- Information given:
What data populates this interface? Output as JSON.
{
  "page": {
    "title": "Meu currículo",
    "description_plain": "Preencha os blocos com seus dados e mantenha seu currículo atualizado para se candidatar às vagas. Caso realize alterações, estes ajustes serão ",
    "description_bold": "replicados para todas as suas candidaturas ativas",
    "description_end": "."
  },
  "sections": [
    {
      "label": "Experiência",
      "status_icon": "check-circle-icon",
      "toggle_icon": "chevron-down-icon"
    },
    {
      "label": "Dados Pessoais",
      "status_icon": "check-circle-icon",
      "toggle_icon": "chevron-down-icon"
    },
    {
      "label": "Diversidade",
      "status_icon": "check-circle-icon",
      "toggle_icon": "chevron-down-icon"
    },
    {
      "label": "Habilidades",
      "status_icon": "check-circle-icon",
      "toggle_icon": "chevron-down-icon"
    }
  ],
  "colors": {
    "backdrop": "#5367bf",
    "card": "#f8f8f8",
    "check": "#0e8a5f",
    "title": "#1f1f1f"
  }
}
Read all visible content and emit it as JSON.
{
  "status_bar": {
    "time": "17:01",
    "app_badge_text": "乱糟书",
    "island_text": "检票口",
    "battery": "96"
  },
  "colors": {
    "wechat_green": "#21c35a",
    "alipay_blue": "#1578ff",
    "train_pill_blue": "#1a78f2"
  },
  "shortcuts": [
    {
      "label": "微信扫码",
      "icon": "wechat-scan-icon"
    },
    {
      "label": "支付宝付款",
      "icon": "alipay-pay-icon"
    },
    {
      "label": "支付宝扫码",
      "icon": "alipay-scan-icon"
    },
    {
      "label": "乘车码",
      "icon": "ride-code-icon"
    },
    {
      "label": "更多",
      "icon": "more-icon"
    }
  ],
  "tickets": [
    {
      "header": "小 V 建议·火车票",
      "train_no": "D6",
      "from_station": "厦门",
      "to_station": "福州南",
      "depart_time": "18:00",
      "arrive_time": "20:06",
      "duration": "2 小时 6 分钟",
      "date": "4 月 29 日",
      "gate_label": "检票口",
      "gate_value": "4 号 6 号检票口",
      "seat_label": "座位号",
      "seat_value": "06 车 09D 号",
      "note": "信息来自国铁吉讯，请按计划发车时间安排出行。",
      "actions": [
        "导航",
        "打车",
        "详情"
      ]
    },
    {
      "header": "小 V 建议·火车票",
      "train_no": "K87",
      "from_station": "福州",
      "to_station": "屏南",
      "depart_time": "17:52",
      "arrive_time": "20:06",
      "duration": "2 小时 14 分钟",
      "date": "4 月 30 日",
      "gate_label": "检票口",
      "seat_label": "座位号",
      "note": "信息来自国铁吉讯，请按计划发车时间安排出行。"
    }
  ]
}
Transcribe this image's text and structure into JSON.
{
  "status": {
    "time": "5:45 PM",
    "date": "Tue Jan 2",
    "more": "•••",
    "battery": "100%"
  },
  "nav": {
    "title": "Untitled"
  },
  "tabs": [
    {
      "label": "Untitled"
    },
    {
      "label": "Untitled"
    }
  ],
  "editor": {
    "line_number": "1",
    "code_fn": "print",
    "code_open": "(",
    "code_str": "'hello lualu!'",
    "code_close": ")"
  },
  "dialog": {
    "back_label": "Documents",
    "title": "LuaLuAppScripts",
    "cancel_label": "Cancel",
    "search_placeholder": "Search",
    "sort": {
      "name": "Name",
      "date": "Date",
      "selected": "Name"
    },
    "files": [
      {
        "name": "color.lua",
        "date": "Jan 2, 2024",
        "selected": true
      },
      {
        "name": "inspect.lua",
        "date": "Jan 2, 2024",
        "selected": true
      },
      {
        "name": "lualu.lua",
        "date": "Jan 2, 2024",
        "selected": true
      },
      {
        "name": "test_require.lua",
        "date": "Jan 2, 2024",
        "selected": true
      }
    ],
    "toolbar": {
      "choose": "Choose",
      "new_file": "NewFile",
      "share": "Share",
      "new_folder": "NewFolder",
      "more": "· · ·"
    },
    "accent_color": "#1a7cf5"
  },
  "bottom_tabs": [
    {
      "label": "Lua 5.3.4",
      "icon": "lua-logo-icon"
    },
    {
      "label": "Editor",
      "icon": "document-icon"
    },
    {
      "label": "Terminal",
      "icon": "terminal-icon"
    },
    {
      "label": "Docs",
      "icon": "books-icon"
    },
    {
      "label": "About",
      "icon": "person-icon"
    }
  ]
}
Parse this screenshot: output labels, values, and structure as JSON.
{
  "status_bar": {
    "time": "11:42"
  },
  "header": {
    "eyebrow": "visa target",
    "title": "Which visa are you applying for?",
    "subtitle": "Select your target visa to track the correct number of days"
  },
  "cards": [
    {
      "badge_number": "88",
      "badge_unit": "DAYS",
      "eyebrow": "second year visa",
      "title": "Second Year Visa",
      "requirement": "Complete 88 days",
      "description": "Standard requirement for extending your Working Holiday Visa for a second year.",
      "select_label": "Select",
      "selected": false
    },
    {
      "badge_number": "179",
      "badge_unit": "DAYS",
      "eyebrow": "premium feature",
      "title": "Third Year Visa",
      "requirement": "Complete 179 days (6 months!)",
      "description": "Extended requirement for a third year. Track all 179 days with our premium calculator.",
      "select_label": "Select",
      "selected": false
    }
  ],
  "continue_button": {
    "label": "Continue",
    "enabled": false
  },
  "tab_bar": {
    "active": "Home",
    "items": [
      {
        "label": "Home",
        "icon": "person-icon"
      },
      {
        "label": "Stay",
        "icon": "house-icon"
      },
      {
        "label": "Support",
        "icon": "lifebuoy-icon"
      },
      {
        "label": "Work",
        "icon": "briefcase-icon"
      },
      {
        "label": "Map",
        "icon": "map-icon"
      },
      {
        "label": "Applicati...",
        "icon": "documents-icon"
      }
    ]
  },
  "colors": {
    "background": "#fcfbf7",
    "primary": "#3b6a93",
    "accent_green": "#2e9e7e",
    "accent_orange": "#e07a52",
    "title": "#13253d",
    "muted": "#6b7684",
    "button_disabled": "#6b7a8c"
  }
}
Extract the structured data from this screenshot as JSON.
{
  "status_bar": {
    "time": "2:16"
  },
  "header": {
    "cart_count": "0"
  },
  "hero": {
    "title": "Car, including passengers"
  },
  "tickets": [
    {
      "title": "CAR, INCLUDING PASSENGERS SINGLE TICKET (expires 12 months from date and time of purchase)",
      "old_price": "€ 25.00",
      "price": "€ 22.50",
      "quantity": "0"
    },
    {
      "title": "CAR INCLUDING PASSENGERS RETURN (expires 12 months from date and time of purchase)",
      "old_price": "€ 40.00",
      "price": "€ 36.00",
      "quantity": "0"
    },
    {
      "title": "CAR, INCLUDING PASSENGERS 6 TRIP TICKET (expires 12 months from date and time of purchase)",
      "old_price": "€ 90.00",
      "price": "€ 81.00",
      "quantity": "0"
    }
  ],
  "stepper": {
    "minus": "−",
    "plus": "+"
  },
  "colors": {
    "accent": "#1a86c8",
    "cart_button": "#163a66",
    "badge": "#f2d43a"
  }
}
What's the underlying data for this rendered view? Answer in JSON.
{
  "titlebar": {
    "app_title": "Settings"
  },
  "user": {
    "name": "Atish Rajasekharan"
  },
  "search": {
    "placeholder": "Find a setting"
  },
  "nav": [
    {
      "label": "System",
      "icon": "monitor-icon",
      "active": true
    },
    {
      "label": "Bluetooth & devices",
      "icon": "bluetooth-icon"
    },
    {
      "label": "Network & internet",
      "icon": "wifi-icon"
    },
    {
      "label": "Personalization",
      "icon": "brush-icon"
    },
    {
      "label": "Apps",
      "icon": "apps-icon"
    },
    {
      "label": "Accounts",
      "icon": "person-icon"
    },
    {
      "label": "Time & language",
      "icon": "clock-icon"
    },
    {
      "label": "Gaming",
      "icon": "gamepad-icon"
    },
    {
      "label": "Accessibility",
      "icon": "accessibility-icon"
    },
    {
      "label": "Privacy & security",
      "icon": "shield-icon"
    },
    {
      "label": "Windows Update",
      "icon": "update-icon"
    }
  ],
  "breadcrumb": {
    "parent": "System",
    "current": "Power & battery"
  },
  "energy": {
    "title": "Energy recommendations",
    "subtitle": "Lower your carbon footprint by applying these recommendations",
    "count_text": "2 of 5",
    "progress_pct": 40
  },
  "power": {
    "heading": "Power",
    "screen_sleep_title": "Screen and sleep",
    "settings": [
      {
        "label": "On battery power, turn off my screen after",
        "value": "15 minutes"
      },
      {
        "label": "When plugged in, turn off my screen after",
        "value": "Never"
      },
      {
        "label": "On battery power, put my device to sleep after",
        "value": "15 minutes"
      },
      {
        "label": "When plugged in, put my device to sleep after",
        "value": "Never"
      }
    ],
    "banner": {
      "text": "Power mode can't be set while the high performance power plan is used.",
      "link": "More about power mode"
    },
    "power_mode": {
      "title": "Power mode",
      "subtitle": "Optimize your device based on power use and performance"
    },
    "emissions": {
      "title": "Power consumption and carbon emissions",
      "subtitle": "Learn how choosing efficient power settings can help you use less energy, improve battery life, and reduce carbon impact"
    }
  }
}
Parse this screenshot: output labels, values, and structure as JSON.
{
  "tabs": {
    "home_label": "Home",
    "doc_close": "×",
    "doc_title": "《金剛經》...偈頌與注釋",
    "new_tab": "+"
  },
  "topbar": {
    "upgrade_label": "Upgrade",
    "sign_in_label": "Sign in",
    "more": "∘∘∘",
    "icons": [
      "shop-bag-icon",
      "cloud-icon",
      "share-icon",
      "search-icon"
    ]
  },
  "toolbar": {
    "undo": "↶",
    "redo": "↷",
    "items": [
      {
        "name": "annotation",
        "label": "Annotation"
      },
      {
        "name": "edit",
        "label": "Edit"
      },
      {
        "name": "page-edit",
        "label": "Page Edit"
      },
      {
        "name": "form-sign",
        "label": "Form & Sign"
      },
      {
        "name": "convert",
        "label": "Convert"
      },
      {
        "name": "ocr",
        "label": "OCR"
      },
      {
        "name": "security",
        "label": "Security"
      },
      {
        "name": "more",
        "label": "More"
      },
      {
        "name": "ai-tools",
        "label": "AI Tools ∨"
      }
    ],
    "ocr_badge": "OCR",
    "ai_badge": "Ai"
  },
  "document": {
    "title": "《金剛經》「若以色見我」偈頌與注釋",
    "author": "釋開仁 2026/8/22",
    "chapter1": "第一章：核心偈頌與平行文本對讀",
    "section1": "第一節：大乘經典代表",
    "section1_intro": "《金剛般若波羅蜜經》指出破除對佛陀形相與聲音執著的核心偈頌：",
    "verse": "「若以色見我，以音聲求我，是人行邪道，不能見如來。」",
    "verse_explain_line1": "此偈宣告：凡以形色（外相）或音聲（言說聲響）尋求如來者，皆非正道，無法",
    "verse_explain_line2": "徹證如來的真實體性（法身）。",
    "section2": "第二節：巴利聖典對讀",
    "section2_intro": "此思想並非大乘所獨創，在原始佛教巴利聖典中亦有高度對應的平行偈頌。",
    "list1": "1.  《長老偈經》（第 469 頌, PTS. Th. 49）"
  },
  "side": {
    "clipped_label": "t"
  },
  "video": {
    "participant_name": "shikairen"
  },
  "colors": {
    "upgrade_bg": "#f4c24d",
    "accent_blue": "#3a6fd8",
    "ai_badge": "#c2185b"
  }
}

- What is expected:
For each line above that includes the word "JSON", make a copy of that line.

- Exercise output:
What data populates this interface? Output as JSON.
Read all visible content and emit it as JSON.
Transcribe this image's text and structure into JSON.
Parse this screenshot: output labels, values, and structure as JSON.
Extract the structured data from this screenshot as JSON.
What's the underlying data for this rendered view? Answer in JSON.
Parse this screenshot: output labels, values, and structure as JSON.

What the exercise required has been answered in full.